We reject Giese's argument that, under DeLaRosa v. DeLaRosa, 309 N.W.2d 755, 758 (Minn. 1981), we should award her attorney fees on equitable principles. The purpose of need-based fee awards under Minn. Stat. § 518.14, subd. 1, is to assure that one party is not able to use their disproportionate economic power (whatever the source) to unbalance the proceedings. Giese, however, failed to provide the information necessary to for application of Minn. Stat. § 518.14, subd. 1.
* Retired judge of the Minnesota Court of Appeals, serving by appointment pursuant to Minn. Const. art. VI, § 10.
(1) The limited record also addresses Giese's challenge to the finding that the child's half-brother, who is away at college, is not a significant factor in the child's life.
(2) Giese also cites Sefkow v. Sefkow, 372 N.W.2d 37 (Minn. App. 1985) to support her argument. That case, however, was remanded to this court for reconsideration in light of Pikula.
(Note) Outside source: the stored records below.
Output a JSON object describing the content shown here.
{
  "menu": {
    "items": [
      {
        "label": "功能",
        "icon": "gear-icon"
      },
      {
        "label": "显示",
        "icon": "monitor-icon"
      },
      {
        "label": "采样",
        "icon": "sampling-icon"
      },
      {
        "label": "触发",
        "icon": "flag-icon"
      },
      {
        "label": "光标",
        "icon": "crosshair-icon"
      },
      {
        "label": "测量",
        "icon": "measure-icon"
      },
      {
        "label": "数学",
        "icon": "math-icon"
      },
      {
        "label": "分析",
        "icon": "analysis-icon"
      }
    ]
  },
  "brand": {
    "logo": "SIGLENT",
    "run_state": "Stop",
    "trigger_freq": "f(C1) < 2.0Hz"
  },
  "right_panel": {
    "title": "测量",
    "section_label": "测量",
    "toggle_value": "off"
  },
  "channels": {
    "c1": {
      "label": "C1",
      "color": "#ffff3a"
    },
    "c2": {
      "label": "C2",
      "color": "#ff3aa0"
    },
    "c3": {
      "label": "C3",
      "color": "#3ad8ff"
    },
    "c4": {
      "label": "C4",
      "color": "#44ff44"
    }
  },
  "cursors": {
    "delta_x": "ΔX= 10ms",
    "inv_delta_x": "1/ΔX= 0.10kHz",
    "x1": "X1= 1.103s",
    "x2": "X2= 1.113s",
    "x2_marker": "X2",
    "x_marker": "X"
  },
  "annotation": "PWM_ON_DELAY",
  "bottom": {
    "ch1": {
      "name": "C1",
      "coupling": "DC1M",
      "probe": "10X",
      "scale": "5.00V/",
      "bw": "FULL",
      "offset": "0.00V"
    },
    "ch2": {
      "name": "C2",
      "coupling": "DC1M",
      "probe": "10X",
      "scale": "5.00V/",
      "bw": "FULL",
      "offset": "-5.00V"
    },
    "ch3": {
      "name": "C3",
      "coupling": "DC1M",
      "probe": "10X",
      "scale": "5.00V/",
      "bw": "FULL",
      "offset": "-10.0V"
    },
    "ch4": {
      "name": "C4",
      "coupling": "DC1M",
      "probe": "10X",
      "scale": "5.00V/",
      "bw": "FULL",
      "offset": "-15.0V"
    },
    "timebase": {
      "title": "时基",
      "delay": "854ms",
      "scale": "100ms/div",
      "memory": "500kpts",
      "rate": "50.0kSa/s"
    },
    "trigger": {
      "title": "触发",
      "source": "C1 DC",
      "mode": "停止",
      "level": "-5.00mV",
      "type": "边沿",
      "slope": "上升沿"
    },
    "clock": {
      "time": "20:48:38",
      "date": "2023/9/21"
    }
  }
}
Sefkow v. Sefkow, 374 N.W.2d 733 (Minn. 1985). Further, this court's Sefkow decision is distinguishable because there, the mother was the primary parent. 372 N.W.2d at 45 (stating district court erred by taking children from their primary parent).